### Task inputs
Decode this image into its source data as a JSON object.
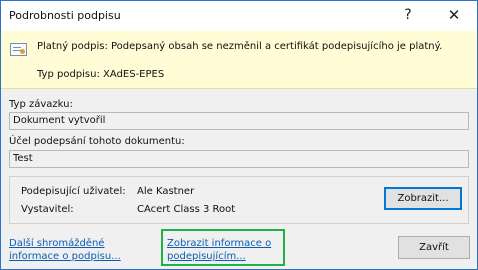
{
  "window": {
    "title": "Podrobnosti podpisu",
    "help_glyph": "?",
    "close_glyph": "✕"
  },
  "banner": {
    "status": "Platný podpis: Podepsaný obsah se nezměnil a certifikát podepisujícího je platný.",
    "signature_type_label": "Typ podpisu:",
    "signature_type_value": "XAdES-EPES",
    "icon": "certificate-icon"
  },
  "commitment": {
    "label": "Typ závazku:",
    "value": "Dokument vytvořil"
  },
  "purpose": {
    "label": "Účel podepsání tohoto dokumentu:",
    "value": "Test"
  },
  "signer": {
    "user_label": "Podepisující uživatel:",
    "user_value": "Ale Kastner",
    "issuer_label": "Vystavitel:",
    "issuer_value": "CAcert Class 3 Root",
    "view_button": "Zobrazit..."
  },
  "footer": {
    "more_info_line1": "Další shromážděné",
    "more_info_line2": "informace o podpisu...",
    "signer_info_line1": "Zobrazit informace o",
    "signer_info_line2": "podepisujícím...",
    "close_button": "Zavřít"
  },
  "colors": {
    "banner_bg": "#fffcd6",
    "link": "#0b5db3",
    "highlight": "#21b14a",
    "focus": "#0078d7"
  }
}
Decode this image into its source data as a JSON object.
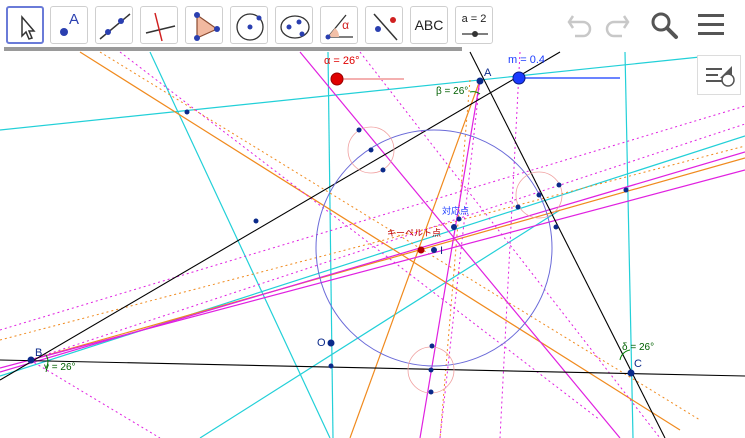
{
  "toolbar": {
    "tools": [
      {
        "name": "move-tool"
      },
      {
        "name": "point-tool",
        "text": "A"
      },
      {
        "name": "line-tool"
      },
      {
        "name": "perpendicular-line-tool"
      },
      {
        "name": "polygon-tool"
      },
      {
        "name": "circle-center-point-tool"
      },
      {
        "name": "conic-tool"
      },
      {
        "name": "angle-tool",
        "text": "α"
      },
      {
        "name": "reflect-tool"
      },
      {
        "name": "text-tool",
        "text": "ABC"
      },
      {
        "name": "slider-tool",
        "text": "a = 2"
      }
    ],
    "undo_icon": "undo-icon",
    "redo_icon": "redo-icon",
    "search_icon": "search-icon",
    "menu_icon": "menu-icon"
  },
  "sliders": {
    "alpha": {
      "label": "α = 26°",
      "value": 26,
      "min": 0,
      "max": 90,
      "color": "#e00000"
    },
    "m": {
      "label": "m = 0.4",
      "value": 0.4,
      "min": 0,
      "max": 1,
      "color": "#1a3bff"
    }
  },
  "labels": {
    "A": "A",
    "B": "B",
    "C": "C",
    "O": "O",
    "I": "I",
    "beta": "β = 26°",
    "gamma": "γ = 26°",
    "delta": "δ = 26°",
    "kiepert": "キーペルト点",
    "lemoine": "対応点"
  },
  "colors": {
    "triangle": "#000000",
    "cyan": "#22d0d8",
    "orange": "#f08a1e",
    "magenta": "#e020e0",
    "circle": "#6a6ad8",
    "points": "#0b2a8a",
    "kiepert": "#b00000"
  }
}
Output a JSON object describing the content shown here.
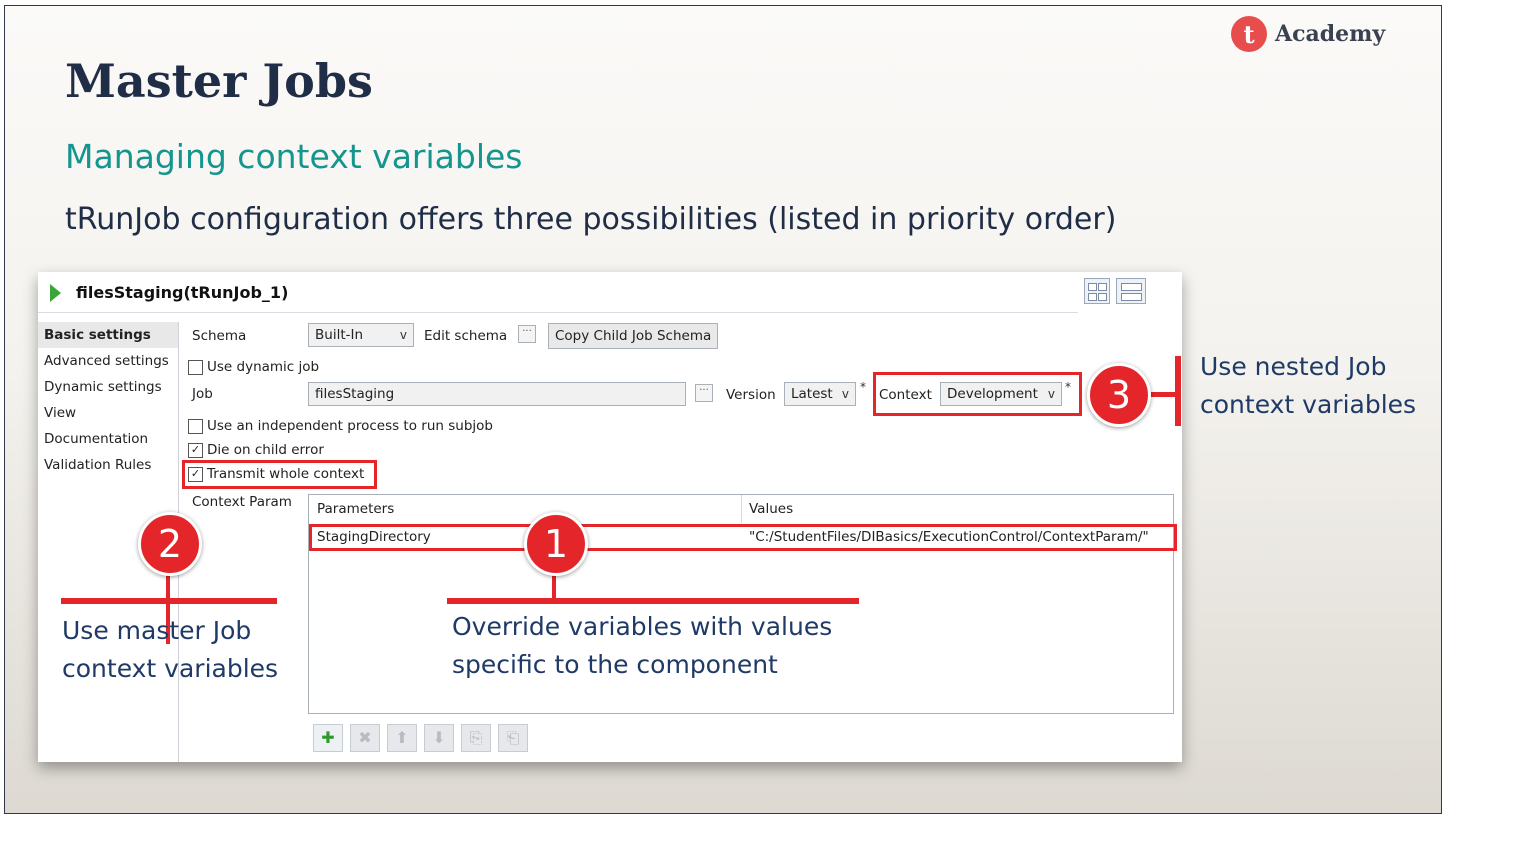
{
  "slide": {
    "logo": {
      "mark": "t",
      "text": "Academy"
    },
    "title": "Master Jobs",
    "subtitle": "Managing context variables",
    "intro": "tRunJob configuration offers three possibilities (listed in priority order)"
  },
  "panel": {
    "title": "filesStaging(tRunJob_1)",
    "sidebar": {
      "items": [
        {
          "label": "Basic settings",
          "active": true
        },
        {
          "label": "Advanced settings"
        },
        {
          "label": "Dynamic settings"
        },
        {
          "label": "View"
        },
        {
          "label": "Documentation"
        },
        {
          "label": "Validation Rules"
        }
      ]
    },
    "form": {
      "schema_label": "Schema",
      "schema_value": "Built-In",
      "edit_schema_label": "Edit schema",
      "dots": "···",
      "copy_child_schema": "Copy Child Job Schema",
      "use_dynamic_job": "Use dynamic job",
      "job_label": "Job",
      "job_value": "filesStaging",
      "version_label": "Version",
      "version_value": "Latest",
      "context_label": "Context",
      "context_value": "Development",
      "required_mark": "*",
      "independent_process": "Use an independent process to run subjob",
      "die_on_child_error": "Die on child error",
      "transmit_whole_context": "Transmit whole context",
      "context_param_label": "Context Param",
      "check_mark": "✓",
      "dropdown_glyph": "v"
    },
    "table": {
      "columns": [
        "Parameters",
        "Values"
      ],
      "rows": [
        {
          "parameter": "StagingDirectory",
          "value": "\"C:/StudentFiles/DIBasics/ExecutionControl/ContextParam/\""
        }
      ]
    },
    "toolbar": {
      "add": "✚",
      "remove": "✖",
      "up": "⬆",
      "down": "⬇",
      "copy": "⎘",
      "paste": "⎗"
    }
  },
  "annotations": {
    "one": {
      "number": "1",
      "text_line1": "Override variables with values",
      "text_line2": "specific to the component"
    },
    "two": {
      "number": "2",
      "text_line1": "Use master Job",
      "text_line2": "context variables"
    },
    "three": {
      "number": "3",
      "text_line1": "Use nested Job",
      "text_line2": "context variables"
    }
  },
  "colors": {
    "accent_red": "#e4262b",
    "title_navy": "#1f2d47",
    "subtitle_teal": "#14958e",
    "annotation_blue": "#1f3a66"
  }
}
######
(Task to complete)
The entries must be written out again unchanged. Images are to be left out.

(Your response)
Decode this image into its source data as a JSON object.
{
  "window": {
    "title": "Podrobnosti podpisu",
    "help_glyph": "?",
    "close_glyph": "✕"
  },
  "banner": {
    "status": "Platný podpis: Podepsaný obsah se nezměnil a certifikát podepisujícího je platný.",
    "signature_type_label": "Typ podpisu:",
    "signature_type_value": "XAdES-EPES",
    "icon": "certificate-icon"
  },
  "commitment": {
    "label": "Typ závazku:",
    "value": "Dokument vytvořil"
  },
  "purpose": {
    "label": "Účel podepsání tohoto dokumentu:",
    "value": "Test"
  },
  "signer": {
    "user_label": "Podepisující uživatel:",
    "user_value": "Ale Kastner",
    "issuer_label": "Vystavitel:",
    "issuer_value": "CAcert Class 3 Root",
    "view_button": "Zobrazit..."
  },
  "footer": {
    "more_info_line1": "Další shromážděné",
    "more_info_line2": "informace o podpisu...",
    "signer_info_line1": "Zobrazit informace o",
    "signer_info_line2": "podepisujícím...",
    "close_button": "Zavřít"
  },
  "colors": {
    "banner_bg": "#fffcd6",
    "link": "#0b5db3",
    "highlight": "#21b14a",
    "focus": "#0078d7"
  }
}
Decode this image into its source data as a JSON object.
{
  "toolbar": {
    "tools": [
      {
        "name": "move-tool"
      },
      {
        "name": "point-tool",
        "text": "A"
      },
      {
        "name": "line-tool"
      },
      {
        "name": "perpendicular-line-tool"
      },
      {
        "name": "polygon-tool"
      },
      {
        "name": "circle-center-point-tool"
      },
      {
        "name": "conic-tool"
      },
      {
        "name": "angle-tool",
        "text": "α"
      },
      {
        "name": "reflect-tool"
      },
      {
        "name": "text-tool",
        "text": "ABC"
      },
      {
        "name": "slider-tool",
        "text": "a = 2"
      }
    ],
    "undo_icon": "undo-icon",
    "redo_icon": "redo-icon",
    "search_icon": "search-icon",
    "menu_icon": "menu-icon"
  },
  "sliders": {
    "alpha": {
      "label": "α = 26°",
      "value": 26,
      "min": 0,
      "max": 90,
      "color": "#e00000"
    },
    "m": {
      "label": "m = 0.4",
      "value": 0.4,
      "min": 0,
      "max": 1,
      "color": "#1a3bff"
    }
  },
  "labels": {
    "A": "A",
    "B": "B",
    "C": "C",
    "O": "O",
    "I": "I",
    "beta": "β = 26°",
    "gamma": "γ = 26°",
    "delta": "δ = 26°",
    "kiepert": "キーペルト点",
    "lemoine": "対応点"
  },
  "colors": {
    "triangle": "#000000",
    "cyan": "#22d0d8",
    "orange": "#f08a1e",
    "magenta": "#e020e0",
    "circle": "#6a6ad8",
    "points": "#0b2a8a",
    "kiepert": "#b00000"
  }
}
Output a JSON object describing the content shown here.
{
  "slide": {
    "logo": {
      "mark": "t",
      "text": "Academy"
    },
    "title": "Master Jobs",
    "subtitle": "Managing context variables",
    "intro": "tRunJob configuration offers three possibilities (listed in priority order)"
  },
  "panel": {
    "title": "filesStaging(tRunJob_1)",
    "sidebar": {
      "items": [
        {
          "label": "Basic settings",
          "active": true
        },
        {
          "label": "Advanced settings"
        },
        {
          "label": "Dynamic settings"
        },
        {
          "label": "View"
        },
        {
          "label": "Documentation"
        },
        {
          "label": "Validation Rules"
        }
      ]
    },
    "form": {
      "schema_label": "Schema",
      "schema_value": "Built-In",
      "edit_schema_label": "Edit schema",
      "dots": "···",
      "copy_child_schema": "Copy Child Job Schema",
      "use_dynamic_job": "Use dynamic job",
      "job_label": "Job",
      "job_value": "filesStaging",
      "version_label": "Version",
      "version_value": "Latest",
      "context_label": "Context",
      "context_value": "Development",
      "required_mark": "*",
      "independent_process": "Use an independent process to run subjob",
      "die_on_child_error": "Die on child error",
      "transmit_whole_context": "Transmit whole context",
      "context_param_label": "Context Param",
      "check_mark": "✓",
      "dropdown_glyph": "v"
    },
    "table": {
      "columns": [
        "Parameters",
        "Values"
      ],
      "rows": [
        {
          "parameter": "StagingDirectory",
          "value": "\"C:/StudentFiles/DIBasics/ExecutionControl/ContextParam/\""
        }
      ]
    },
    "toolbar": {
      "add": "✚",
      "remove": "✖",
      "up": "⬆",
      "down": "⬇",
      "copy": "⎘",
      "paste": "⎗"
    }
  },
  "annotations": {
    "one": {
      "number": "1",
      "text_line1": "Override variables with values",
      "text_line2": "specific to the component"
    },
    "two": {
      "number": "2",
      "text_line1": "Use master Job",
      "text_line2": "context variables"
    },
    "three": {
      "number": "3",
      "text_line1": "Use nested Job",
      "text_line2": "context variables"
    }
  },
  "colors": {
    "accent_red": "#e4262b",
    "title_navy": "#1f2d47",
    "subtitle_teal": "#14958e",
    "annotation_blue": "#1f3a66"
  }
}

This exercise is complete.